accidentally broke its head off. My grandmother miraculously had scotch tape in her purse, and
we taped the animal’s head back on.
When I was a newly-minted graduate and working in theater education, I hesitantly found my
way to church (at Saint Margaret’s, Dupont Circle). Kids from Adams Morgan (then a poorer
neighborhood) found their way to church in whatever costumes they had. I volunteered to
direct the play, and we had four Wise Men dressed as Spiderman and the Teenage Mutant
When I gave birth to my second child two weeks before Christmas, the pageant director at the
church where I was working (Grace Church in Amherst, Massachusetts) asked if I might loan my
daughter to be Jesus. I flatly refused to entrust my newborn to some teenage Mary. But my
family came and sat in the front row and, as the pageant was about to begin, the director
walked over and simply held out her hands. Some strange trust welled up in me. My baby slept
happily in Mary’s arms the whole time.
I write about these stories (just a few of many) because they remind me of how powerful this
simple “child’s” tradition can be. Re-enacting the nativity story allows us to put ourselves in the
story—much the way that medieval artists depicted the inhabitants of the stable looking like
the people they lived and worked with every day.
And sharing the story with one another? It doesn’t really teach us the plot. Pageants teach us
about love, connection, creativity, inclusion, and trust.
Our pageant is this Sunday at 5:00. It still has lessons for all of us.
Even if you don’t have a child in the pageant, you have this community of children that belongs

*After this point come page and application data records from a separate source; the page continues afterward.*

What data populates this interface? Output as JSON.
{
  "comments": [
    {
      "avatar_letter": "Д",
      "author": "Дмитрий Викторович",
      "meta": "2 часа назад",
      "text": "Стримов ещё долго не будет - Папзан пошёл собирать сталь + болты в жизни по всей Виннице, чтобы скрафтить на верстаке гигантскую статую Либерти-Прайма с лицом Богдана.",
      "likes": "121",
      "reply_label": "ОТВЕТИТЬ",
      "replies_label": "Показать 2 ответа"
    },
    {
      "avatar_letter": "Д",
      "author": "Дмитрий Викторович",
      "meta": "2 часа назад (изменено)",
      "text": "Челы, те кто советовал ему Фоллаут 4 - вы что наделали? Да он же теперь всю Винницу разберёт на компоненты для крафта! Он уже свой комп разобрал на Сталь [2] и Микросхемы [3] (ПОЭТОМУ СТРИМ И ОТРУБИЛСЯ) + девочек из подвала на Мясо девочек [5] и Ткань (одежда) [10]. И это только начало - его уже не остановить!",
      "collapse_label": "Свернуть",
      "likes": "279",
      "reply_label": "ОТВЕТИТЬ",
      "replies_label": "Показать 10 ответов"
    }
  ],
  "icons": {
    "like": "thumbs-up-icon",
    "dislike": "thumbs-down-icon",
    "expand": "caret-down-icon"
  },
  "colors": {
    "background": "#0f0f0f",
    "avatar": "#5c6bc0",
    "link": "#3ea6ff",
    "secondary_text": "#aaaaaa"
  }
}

to you. I encourage you to celebrate with them and to continue your journey to Bethlehem
Yours in Christ,